Out of curiosity, I… placed an order with… Sherry-Lehmann, the ultimate establishment wine shop. I spoke on the phone with Joy Land, a salesperson whom I didn’t know, but she knew exactly what I was after, and she quickly described her own palate.
“My background and my love is French wine,” Ms. Land said. “I like wines that are very elegant. I don’t like wines that are very big. I don’t like purple wines, or wines that stain your teeth.”
I’ll go along with that, though I do admit I kind of like purple.
I’ve now received both cases and they are similar conceptually, though they differ completely in the particulars. Both contain a Bordeaux, a red Burgundy and a white Burgundy. Both include a riesling and a zinfandel. Both include a sauvignon blanc, a Côtes du Rhône and a red from Italy. Both Lyle and Joy decided that one of the whites needed to be a Champagne.
I’ve got my work cut out for me, and I hope you’ll join me. I plan to keep you abreast of my progress on my blog, The Pour.
If you are newsprint-bound, check back here over the next couple of months and I’ll let you know what I’ve learned.
Your assignment: buy the following wines and drink them. Take notes. The [list was] compiled by… Joy Land of Sherry-Lehmann.
* Deutz Brut NV $27.95
* Selbach-Oster Zeltinger, Schlossberg Spätlese 2002 $22.95
* Domaine Guy Roulot, Bourgogne Blanc 2004 $21.95
* Villa Maria Private Bin, Marlborough Sauvignon Blanc 2006 $12.95
* Salomon-Undhof Kremstal, Hochterrassen Grüner Veltliner 2005 $9.95
* Tablas Creek Paso Robles, Esprit de Beaucastel Blanc 2004 $29.95
* Mommessin Gevrey-Chambertin, 2003 $34.95
* Croix de Beaucaillou Saint-Julien 2003 $31.95
* Ridge Sonoma County, Three Valleys 2005 $19.95

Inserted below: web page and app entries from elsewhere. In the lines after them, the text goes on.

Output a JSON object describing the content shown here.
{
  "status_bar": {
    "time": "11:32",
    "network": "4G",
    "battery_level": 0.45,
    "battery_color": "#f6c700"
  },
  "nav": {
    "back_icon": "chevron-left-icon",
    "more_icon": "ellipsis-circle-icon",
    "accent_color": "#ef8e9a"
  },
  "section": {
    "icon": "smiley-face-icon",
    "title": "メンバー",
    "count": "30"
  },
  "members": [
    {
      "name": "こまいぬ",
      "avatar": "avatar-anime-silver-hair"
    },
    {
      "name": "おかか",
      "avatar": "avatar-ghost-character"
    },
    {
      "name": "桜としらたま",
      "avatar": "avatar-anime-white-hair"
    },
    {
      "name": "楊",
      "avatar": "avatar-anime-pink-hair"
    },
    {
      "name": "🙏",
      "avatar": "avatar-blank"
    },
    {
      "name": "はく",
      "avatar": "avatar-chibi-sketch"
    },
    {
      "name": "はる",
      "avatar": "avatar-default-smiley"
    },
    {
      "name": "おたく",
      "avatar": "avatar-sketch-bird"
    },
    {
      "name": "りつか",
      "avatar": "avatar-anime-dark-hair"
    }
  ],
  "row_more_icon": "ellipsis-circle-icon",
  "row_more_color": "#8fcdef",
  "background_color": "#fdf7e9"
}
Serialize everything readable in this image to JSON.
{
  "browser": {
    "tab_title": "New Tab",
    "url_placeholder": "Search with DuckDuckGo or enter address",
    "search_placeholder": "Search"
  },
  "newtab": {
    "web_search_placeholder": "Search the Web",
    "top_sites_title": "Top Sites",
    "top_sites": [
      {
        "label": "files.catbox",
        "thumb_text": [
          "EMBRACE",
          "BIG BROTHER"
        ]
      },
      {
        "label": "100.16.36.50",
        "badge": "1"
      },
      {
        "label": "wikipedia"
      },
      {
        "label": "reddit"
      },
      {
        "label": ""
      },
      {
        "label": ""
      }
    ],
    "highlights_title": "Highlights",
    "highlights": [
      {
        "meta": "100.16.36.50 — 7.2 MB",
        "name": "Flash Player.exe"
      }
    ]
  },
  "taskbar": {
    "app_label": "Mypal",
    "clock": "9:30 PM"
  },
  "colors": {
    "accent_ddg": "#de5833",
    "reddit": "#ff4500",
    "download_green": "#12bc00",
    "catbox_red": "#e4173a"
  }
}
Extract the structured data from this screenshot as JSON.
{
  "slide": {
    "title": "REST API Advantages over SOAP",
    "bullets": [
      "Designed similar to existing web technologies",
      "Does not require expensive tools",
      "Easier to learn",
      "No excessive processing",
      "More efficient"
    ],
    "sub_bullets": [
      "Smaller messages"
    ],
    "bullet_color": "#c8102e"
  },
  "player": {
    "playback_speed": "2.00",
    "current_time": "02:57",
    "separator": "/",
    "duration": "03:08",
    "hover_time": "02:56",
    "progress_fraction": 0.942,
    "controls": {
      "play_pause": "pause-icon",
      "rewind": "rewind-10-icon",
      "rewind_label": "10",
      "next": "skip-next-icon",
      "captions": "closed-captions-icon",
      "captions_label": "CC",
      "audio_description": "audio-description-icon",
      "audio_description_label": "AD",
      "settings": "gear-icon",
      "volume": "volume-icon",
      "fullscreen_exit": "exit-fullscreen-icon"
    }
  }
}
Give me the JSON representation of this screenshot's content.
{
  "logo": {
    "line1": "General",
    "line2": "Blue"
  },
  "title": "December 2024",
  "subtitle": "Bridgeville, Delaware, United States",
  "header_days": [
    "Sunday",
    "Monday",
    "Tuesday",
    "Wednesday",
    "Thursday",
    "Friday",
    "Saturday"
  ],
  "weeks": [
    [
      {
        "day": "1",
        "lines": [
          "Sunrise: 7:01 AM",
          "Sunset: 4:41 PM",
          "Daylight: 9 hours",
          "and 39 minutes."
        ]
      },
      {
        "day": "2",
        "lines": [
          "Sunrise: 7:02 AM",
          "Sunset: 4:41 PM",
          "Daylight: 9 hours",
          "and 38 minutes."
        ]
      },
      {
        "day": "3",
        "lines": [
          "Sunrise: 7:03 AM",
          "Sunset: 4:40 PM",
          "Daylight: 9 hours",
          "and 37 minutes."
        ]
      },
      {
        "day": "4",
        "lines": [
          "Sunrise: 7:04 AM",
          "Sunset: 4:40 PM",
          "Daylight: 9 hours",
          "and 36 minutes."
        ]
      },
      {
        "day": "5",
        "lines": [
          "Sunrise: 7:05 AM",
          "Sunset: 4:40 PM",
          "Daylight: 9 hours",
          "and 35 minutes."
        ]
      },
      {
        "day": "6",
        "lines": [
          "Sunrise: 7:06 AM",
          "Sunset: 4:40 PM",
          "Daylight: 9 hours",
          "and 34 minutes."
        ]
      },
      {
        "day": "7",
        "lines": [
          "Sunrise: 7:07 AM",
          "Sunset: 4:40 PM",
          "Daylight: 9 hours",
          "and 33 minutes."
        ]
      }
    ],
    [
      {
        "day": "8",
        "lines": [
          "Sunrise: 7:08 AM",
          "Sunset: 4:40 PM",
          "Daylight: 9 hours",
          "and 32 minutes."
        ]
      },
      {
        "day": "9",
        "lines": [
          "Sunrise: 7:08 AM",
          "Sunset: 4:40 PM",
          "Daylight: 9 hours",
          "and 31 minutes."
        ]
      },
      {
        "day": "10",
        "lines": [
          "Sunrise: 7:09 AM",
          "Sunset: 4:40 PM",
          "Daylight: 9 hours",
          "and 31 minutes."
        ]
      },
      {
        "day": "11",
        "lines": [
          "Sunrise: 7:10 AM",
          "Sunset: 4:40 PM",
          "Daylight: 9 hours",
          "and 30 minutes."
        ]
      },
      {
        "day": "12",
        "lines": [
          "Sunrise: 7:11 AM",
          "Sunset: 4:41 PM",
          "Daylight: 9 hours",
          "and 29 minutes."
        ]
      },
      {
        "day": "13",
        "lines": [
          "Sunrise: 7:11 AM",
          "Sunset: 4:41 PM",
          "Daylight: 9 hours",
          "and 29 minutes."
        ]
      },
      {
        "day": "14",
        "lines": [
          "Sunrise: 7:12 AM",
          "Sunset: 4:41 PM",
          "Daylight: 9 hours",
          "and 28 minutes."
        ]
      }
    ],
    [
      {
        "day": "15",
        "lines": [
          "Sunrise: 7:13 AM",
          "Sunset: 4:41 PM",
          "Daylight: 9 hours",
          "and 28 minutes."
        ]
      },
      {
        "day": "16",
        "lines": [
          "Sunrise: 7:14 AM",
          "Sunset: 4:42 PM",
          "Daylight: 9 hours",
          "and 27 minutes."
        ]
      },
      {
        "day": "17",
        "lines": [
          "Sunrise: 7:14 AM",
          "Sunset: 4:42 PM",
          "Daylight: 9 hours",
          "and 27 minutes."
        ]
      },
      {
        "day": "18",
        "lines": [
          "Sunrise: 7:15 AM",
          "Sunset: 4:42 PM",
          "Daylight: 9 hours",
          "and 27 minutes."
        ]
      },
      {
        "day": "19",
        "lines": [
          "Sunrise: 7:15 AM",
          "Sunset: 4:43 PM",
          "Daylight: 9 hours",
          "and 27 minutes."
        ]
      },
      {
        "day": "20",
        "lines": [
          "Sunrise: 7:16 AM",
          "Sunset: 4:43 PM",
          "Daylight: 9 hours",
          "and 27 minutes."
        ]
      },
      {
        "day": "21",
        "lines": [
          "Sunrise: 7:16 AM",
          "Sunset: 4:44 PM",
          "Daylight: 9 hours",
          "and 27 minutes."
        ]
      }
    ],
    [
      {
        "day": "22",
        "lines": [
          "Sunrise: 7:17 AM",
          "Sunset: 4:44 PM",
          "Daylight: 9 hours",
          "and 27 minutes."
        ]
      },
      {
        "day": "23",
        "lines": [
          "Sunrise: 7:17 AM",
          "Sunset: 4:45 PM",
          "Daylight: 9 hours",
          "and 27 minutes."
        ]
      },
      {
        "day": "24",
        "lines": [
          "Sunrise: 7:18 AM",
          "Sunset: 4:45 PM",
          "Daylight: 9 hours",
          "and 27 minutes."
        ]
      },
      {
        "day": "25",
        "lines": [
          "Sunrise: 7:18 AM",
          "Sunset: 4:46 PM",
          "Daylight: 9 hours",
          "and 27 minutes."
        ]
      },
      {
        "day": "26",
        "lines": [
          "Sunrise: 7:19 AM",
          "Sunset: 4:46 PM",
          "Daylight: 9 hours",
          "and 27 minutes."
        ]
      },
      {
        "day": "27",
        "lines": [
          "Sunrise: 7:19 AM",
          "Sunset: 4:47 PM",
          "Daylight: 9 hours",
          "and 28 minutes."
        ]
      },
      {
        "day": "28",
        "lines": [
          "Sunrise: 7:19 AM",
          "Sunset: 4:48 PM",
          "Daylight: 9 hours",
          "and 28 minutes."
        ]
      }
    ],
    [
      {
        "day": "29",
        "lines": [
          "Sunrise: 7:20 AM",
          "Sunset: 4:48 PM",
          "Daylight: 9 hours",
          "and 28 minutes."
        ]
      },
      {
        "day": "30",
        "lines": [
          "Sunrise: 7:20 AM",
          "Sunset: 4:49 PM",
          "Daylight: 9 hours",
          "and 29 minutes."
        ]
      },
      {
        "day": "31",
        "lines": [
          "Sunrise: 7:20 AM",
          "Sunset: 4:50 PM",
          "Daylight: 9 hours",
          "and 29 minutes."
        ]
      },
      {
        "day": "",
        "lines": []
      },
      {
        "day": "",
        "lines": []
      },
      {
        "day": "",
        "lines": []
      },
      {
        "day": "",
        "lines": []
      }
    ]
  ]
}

* Guigal Côtes du Rhône 2003 $10.95
* Allegrini Palazzo della Torre IGT 2003 $16.95
* Enrique Foster Mendoza Malbec, Ique 2004 $8.95